▶ _EXCERPTED RECORDS_

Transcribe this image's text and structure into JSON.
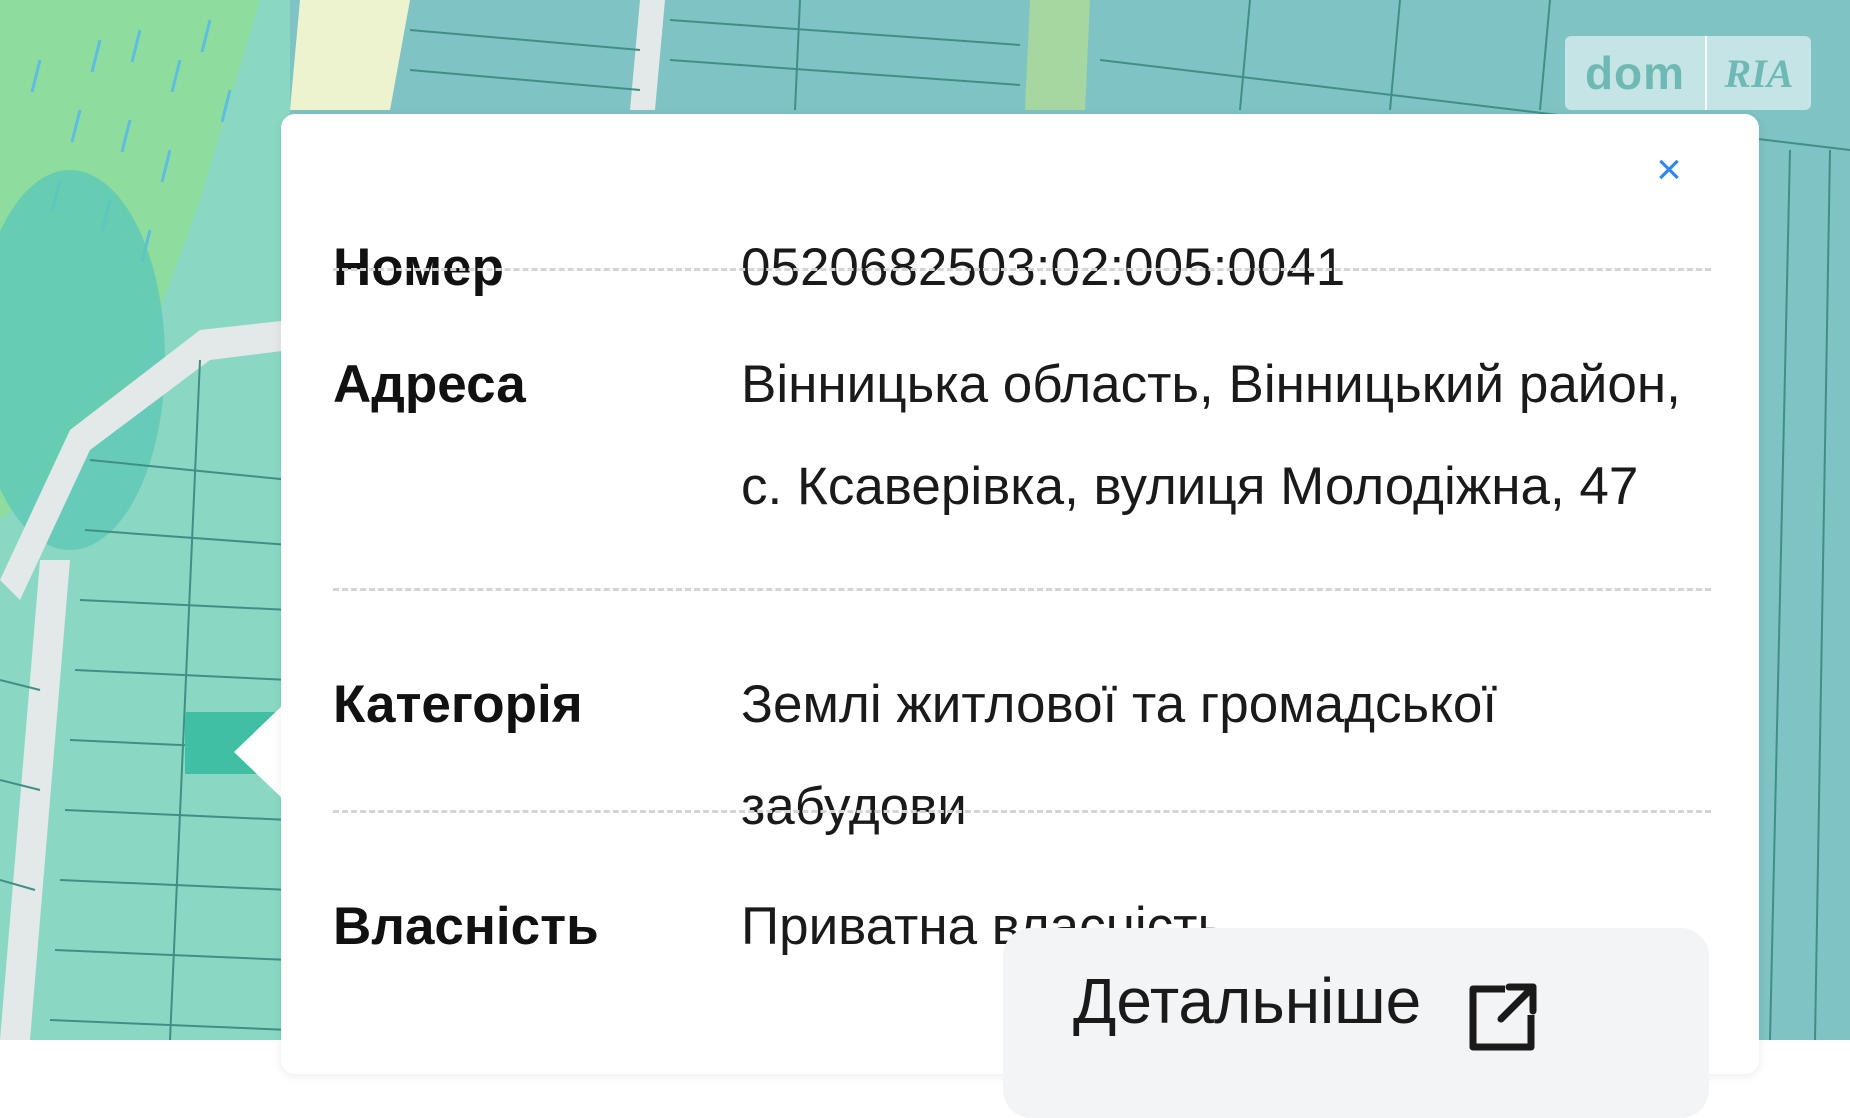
{
  "map": {
    "watermark": {
      "left": "dom",
      "right": "RIA"
    },
    "colors": {
      "parcel": "#8ad8c4",
      "parcel_alt": "#7fc3c5",
      "boundary": "#3f8f86",
      "road": "#e3e8e8",
      "forest": "#8fdc9f",
      "selected": "#41bfa4"
    }
  },
  "popup": {
    "close_icon": "close-icon",
    "rows": [
      {
        "label": "Номер",
        "value": "0520682503:02:005:0041"
      },
      {
        "label": "Адреса",
        "value": "Вінницька область, Вінницький район, с. Ксаверівка, вулиця Молодіжна, 47"
      },
      {
        "label": "Категорія",
        "value": "Землі житлової та громадської забудови"
      },
      {
        "label": "Власність",
        "value": "Приватна власність"
      }
    ],
    "details_button": {
      "label": "Детальніше",
      "icon": "external-link-icon"
    },
    "accent_color": "#2f86f6"
  }
}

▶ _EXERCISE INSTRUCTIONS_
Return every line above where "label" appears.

▶ _RESULT OF THIS TASK_
        "label": "Номер",
        "label": "Адреса",
        "label": "Категорія",
        "label": "Власність",
      "label": "Детальніше",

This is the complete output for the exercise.